Very odd. Both of the romances I've read this week, Elizabeth Hoyt's To Beguile a Beast and Sherry Thomas's Not Quite a Husband, feature a scene in which either the hero (TBB's Alistair, who's a famed naturalist) or the heroine (NQAH's Bryony, a physician) get all seductive by examining their partner's relevant anatomy and describing it in clinical terms. ("This part is called the clitoris..." "Here's how an erection works...")

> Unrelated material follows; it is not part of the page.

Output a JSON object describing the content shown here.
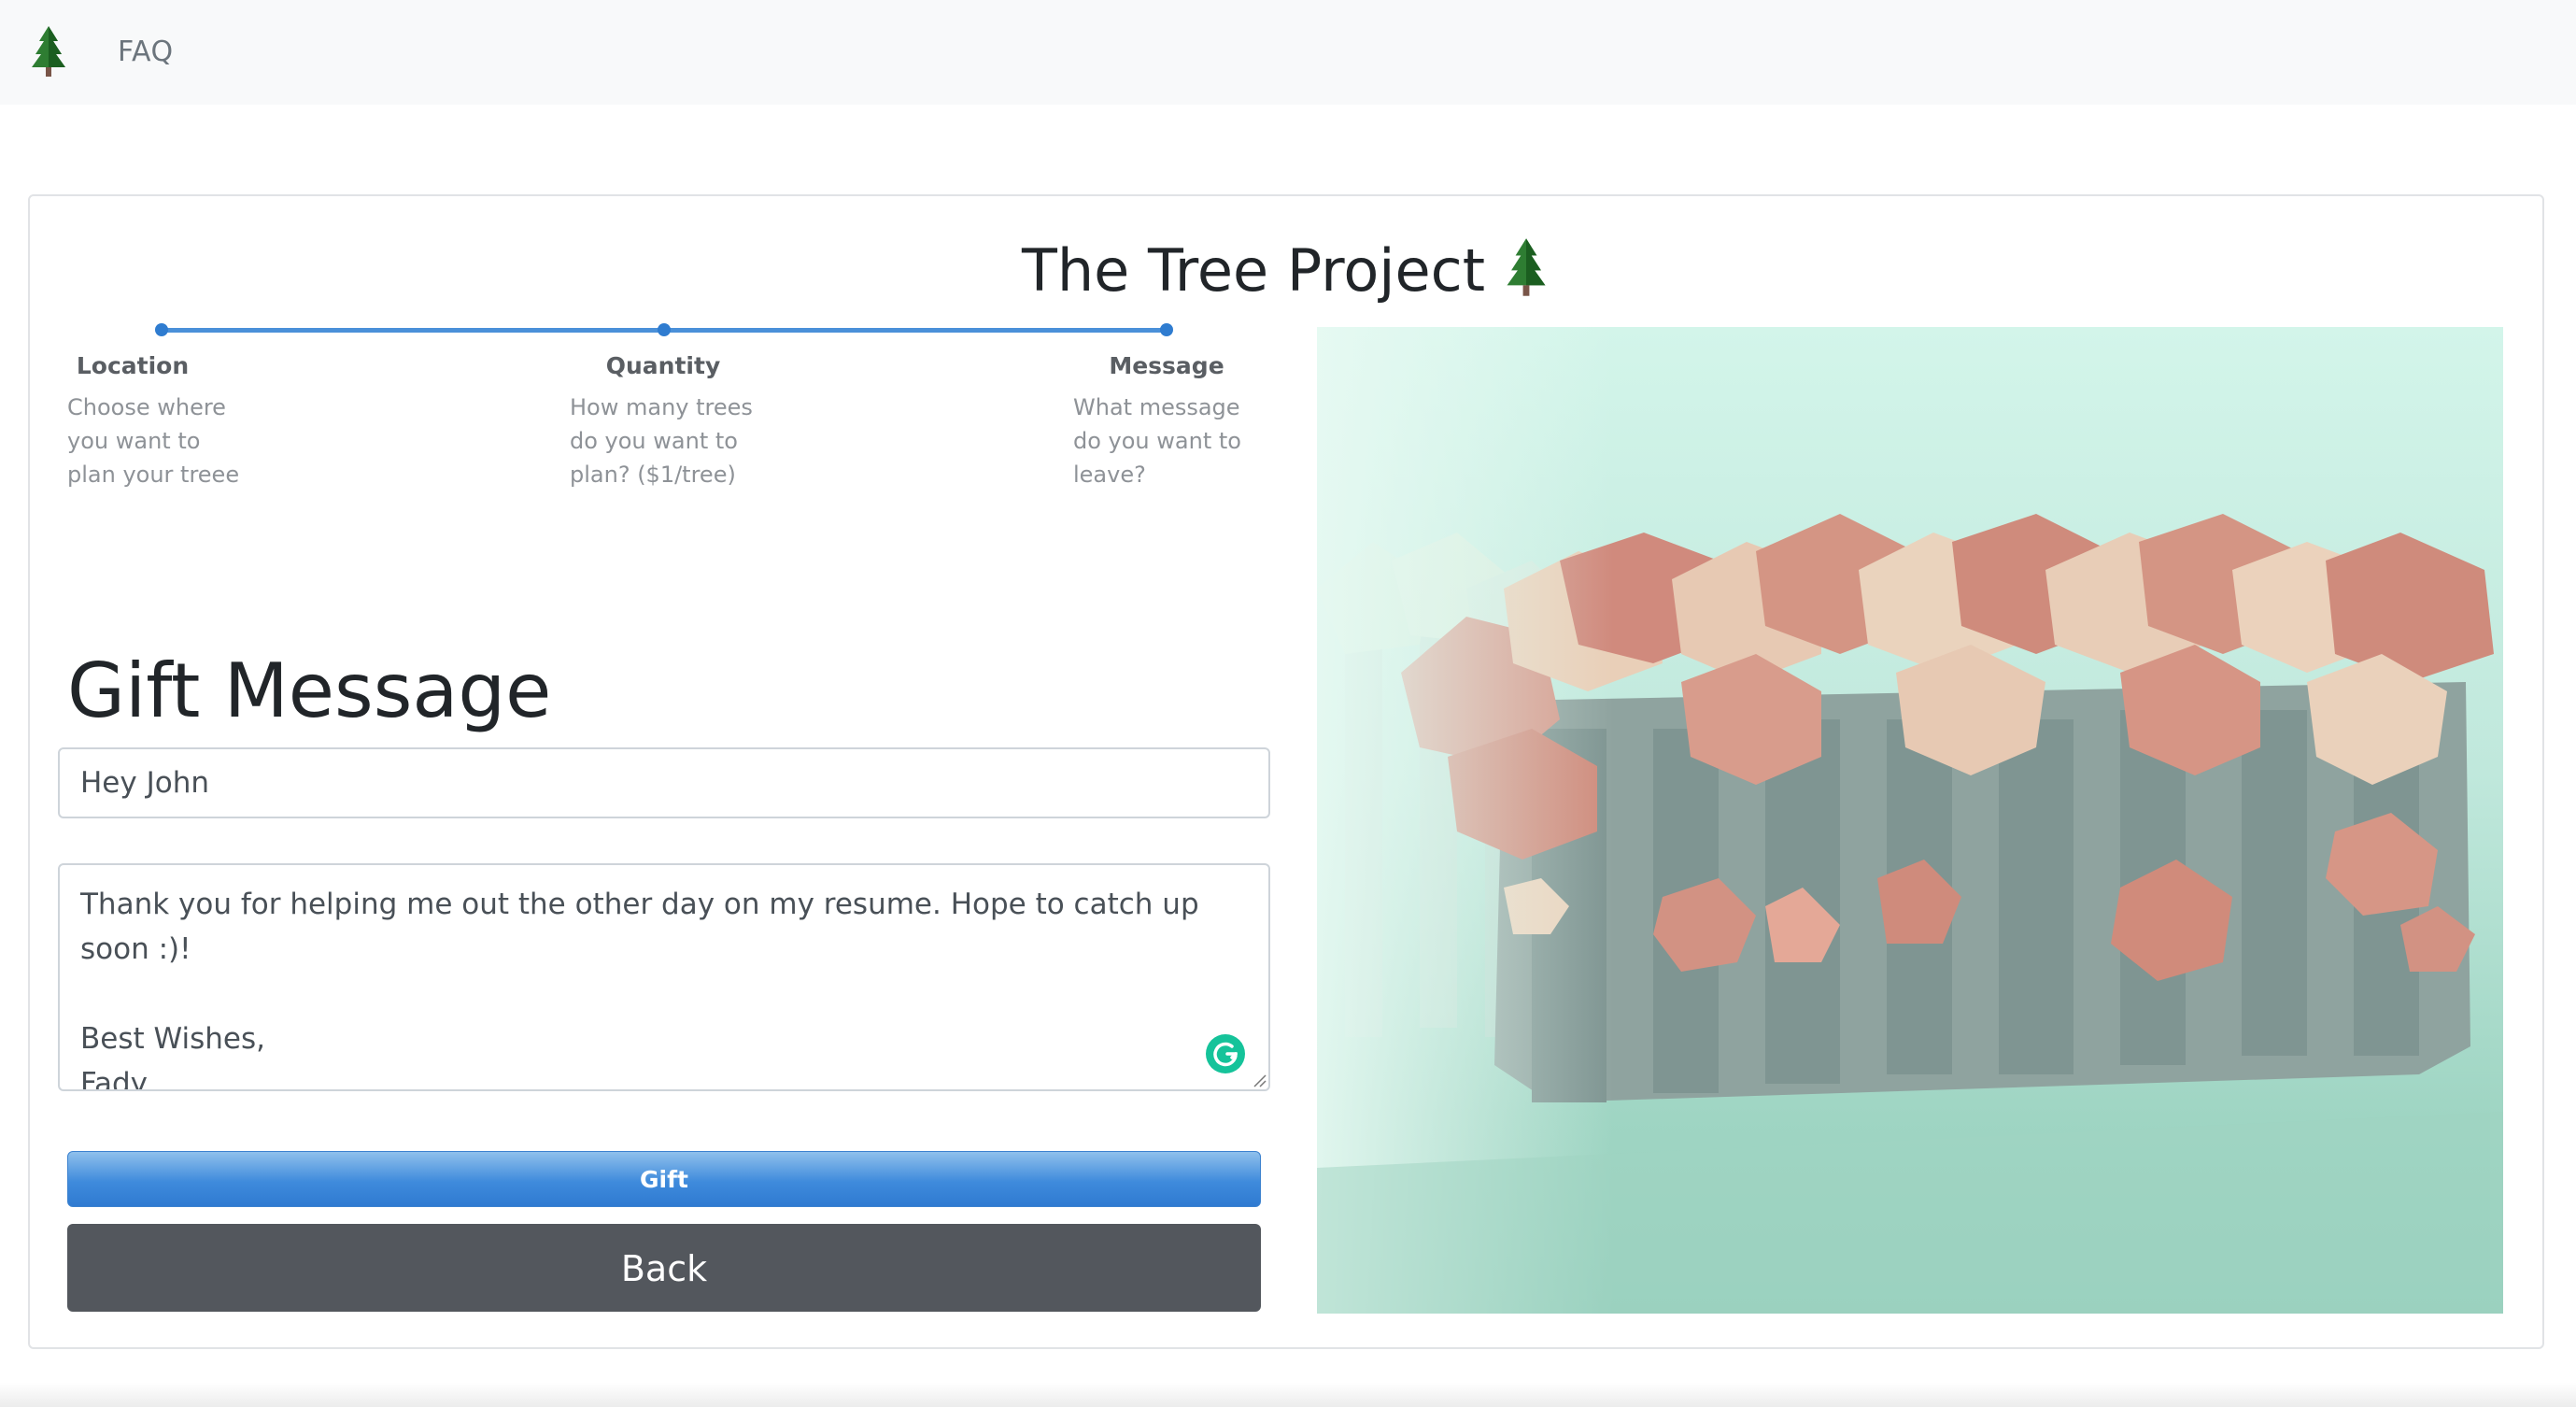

For me, this is pretty much the polar opposite of erotic. I remember encountering it with a sort of shudder of horror in Loretta Chase's Not Quite a Lady, where the hero, an unsentimental science-head, insisted on using words like "pudenda" (if there's a squickier word than "cunny" to encounter in a sex scene, it's got to be "pudenda") and mentioning orgasm as a sort of pedestrian occurrence.
I thought it was an oddity in NQAL, and certainly didn't expect to see that device again. But now twice, in two books released within months of each other? Maybe this is actually something lots of readers like, and I'm out of step?
Again, that feeling of the faulty barometer...